Anat Pick lectures in Film Studies at Queen Mary, University of London. Her book Creaturely Poetics: Animality and Vulnerability in Literature and Film was published by Columbia University Press (2011).
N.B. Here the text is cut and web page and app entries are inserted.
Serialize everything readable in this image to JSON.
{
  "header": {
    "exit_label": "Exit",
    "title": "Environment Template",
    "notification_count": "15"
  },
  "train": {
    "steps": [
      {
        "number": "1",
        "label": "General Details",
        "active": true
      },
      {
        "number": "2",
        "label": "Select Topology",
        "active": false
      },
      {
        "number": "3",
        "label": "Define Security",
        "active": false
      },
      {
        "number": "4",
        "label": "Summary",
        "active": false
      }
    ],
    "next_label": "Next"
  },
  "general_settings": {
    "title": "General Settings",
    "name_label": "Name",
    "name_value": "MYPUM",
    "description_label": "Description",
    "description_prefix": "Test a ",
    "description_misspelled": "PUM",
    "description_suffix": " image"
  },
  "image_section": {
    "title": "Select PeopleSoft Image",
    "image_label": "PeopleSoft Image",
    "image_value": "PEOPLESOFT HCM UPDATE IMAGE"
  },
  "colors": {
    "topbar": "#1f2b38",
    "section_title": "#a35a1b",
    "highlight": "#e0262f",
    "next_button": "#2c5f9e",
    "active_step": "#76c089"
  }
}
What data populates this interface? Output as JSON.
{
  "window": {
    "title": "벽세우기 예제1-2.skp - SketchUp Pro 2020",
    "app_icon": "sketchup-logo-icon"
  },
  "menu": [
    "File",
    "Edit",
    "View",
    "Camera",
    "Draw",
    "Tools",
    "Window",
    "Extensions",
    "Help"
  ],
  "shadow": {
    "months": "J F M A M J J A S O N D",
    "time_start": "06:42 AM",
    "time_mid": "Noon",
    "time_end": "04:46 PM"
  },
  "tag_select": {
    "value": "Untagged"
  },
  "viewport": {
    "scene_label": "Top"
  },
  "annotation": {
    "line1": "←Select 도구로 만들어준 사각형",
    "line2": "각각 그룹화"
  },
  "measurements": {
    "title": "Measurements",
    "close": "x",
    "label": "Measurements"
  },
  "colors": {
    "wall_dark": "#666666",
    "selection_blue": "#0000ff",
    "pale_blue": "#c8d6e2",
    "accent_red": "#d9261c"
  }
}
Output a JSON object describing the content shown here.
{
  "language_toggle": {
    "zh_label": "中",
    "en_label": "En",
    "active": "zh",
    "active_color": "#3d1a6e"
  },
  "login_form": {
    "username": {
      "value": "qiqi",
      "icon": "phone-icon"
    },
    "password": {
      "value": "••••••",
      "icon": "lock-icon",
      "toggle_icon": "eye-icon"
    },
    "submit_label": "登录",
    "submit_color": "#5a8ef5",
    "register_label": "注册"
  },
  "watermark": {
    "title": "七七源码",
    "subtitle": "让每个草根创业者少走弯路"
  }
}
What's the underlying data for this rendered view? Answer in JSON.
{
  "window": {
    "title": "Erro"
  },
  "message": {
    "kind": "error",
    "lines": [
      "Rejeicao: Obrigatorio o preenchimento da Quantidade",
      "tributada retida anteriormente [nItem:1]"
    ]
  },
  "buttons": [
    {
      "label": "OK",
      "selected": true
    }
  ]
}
Acknowledgements List of Illustrations Introduction: Intersecting Ecology and Film Anat Pick and Guinevere Narraway Part I: Eco-poetics: Film, Form, and the Natural World Chapter 1. Three Worlds: Dwelling and Worldhood on Screen Anat Pick Chapter 2. Ten Skies, 13 Lakes, 15 Pools - Structure, Immanence and Eco-aesthetics in The Swimmer and James Benning's Land Films Silke Panse Chapter 3. Land as Protagonist - An Interview with James Benning Silke Panse Part II: Zoe-tropes: Envisioning the Nonhuman Chapter 4. Anthropomorphism and Its Vicissitudes: Reflections on Homme-sick Cinema James Leo Cahill Chapter 5. Animism and the Performative Realist Cinema of Apichatpong Weerasethakul May Adadol Ingawanij Chapter 6. Was Blind But Now I See: Animal Liberation Documentaries' Deconstruction of Barriers to Witnessing Injustice Carrie Packwood Freeman and Scott Tulloch Chapter 7. Filming the Frozen South: Animals in Early Antarctic Exploration Films Elizabeth Leane and Steve Nicol Part III: Eco-politics: Environment, Image, Ideology Chapter 8. Dirty Pictures: Framing Pollution and Desire in 'new New Queer Cinema' Sophie Mayer Chapter 9. Utopia in the Mud: Nature and Landscape in the Soviet Science Fiction Film Elana Gomel Chapter 10. Animals, Avatars and the Gendering of Nature Claire Molloy Chapter 11. Buried Land: Filming the Bosnian Pyramids Steven Eastwood and Geoffrey Alan Rhodes Part IV: Eco-praxis: Film as Environmental Practice Chapter 12. Strange Seeing: Re-viewing Nature in the Films of Rose Lowder Guinevere Narraway Chapter 13. The Art of Self-emptying and Ecological Integration: Bae Yong-kyun's Why Has Bodhidharma Left for the East Chia-Ju Chang Chapter 14. An Inconvenient Truth: Science and Argumentation in the Expository Documentary Film David Ingram Chapter 15. Planet in Focus: Environmental Film Festivals Kay Armatage Notes on Contributors Index